Wow, look at that massive toroidal transformer! It's actually larger than the transformer in the Pioneer SX-1250. Also, notice the large heatsinks that take up about a third of the inside of the unit. As many audio techs know the KR-9600 has issues with both the power switch as well as the TA-200W power packs and Darlington transistors it uses which are prone to failure and replacements are virtually unobtainable. In contrast, the KR-9050 doesn't use the TA-200W or Darlington parts and is built with more easily replaceable parts. That is important if you plan on doing a restoration. A Kr-9600 that needs a resto is a totally different animal than a KR-9050 that needs the same.
Kenwood receivers are a site to behold when fully lit up and the KR-9050 is no exception. It is definitely one of the nicest looking receivers in the dark.
Being a true monster receiver the Kenwood KR-9050 is not cheap. It's not very easy to find either and is probably more rare than the KR-9600. I've seen one sell for $1500 but I've seen a few listed at over $2000. That's a pretty big chunk of cash for a receiver but if you're a Kenwood fan and want a holy grail receiver from them then this might just be the one.

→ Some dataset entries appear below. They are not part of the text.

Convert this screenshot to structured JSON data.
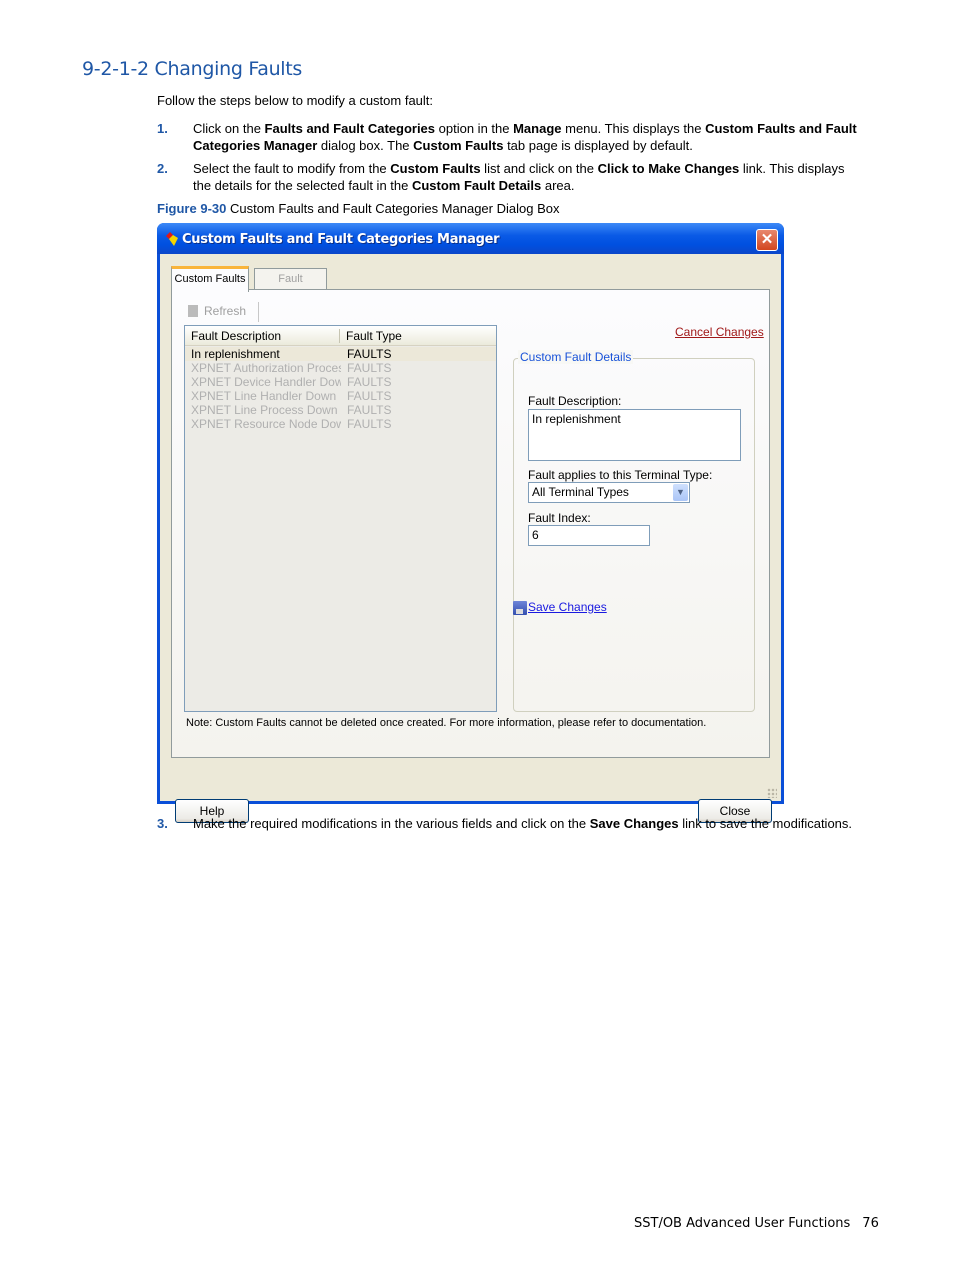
{
  "document": {
    "heading": "9-2-1-2  Changing Faults",
    "intro": "Follow the steps below to modify a custom fault:",
    "steps": [
      {
        "num": "1.",
        "html": "Click on the <b>Faults and Fault Categories</b> option in the <b>Manage</b> menu.  This displays the <b>Custom Faults and Fault Categories Manager</b> dialog box.  The <b>Custom Faults</b> tab page is displayed by default."
      },
      {
        "num": "2.",
        "html": "Select the fault to modify from the <b>Custom Faults</b> list and click on the <b>Click to Make Changes</b> link.  This displays the details for the selected fault in the <b>Custom Fault Details</b> area."
      },
      {
        "num": "3.",
        "html": "Make the required modifications in the various fields and click on the <b>Save Changes</b> link to save the modifications."
      }
    ],
    "figure_label": "Figure 9-30",
    "figure_caption": " Custom Faults and Fault Categories Manager Dialog Box",
    "footer_title": "SST/OB Advanced User Functions",
    "page_number": "76"
  },
  "dialog": {
    "title": "Custom Faults and Fault Categories Manager",
    "close_glyph": "✕",
    "tabs": [
      {
        "label": "Custom Faults",
        "active": true
      },
      {
        "label": "Fault Categories",
        "active": false
      }
    ],
    "refresh_label": "Refresh",
    "list": {
      "columns": [
        "Fault Description",
        "Fault Type"
      ],
      "rows": [
        {
          "description": "In replenishment",
          "type": "FAULTS",
          "selected": true
        },
        {
          "description": "XPNET Authorization Proces...",
          "type": "FAULTS",
          "selected": false
        },
        {
          "description": "XPNET Device Handler Down",
          "type": "FAULTS",
          "selected": false
        },
        {
          "description": "XPNET Line Handler Down",
          "type": "FAULTS",
          "selected": false
        },
        {
          "description": "XPNET Line Process Down",
          "type": "FAULTS",
          "selected": false
        },
        {
          "description": "XPNET Resource Node Down",
          "type": "FAULTS",
          "selected": false
        }
      ]
    },
    "cancel_changes": "Cancel Changes",
    "details": {
      "group_title": "Custom Fault Details",
      "description_label": "Fault Description:",
      "description_value": "In replenishment",
      "terminal_label": "Fault applies to this Terminal Type:",
      "terminal_value": "All Terminal Types",
      "index_label": "Fault Index:",
      "index_value": "6",
      "save_changes": "Save Changes"
    },
    "note": "Note: Custom Faults cannot be deleted once created. For more information, please refer to documentation.",
    "help_button": "Help",
    "close_button": "Close"
  }
}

Here's a video showing the massive Kenwood KR-9050 in action: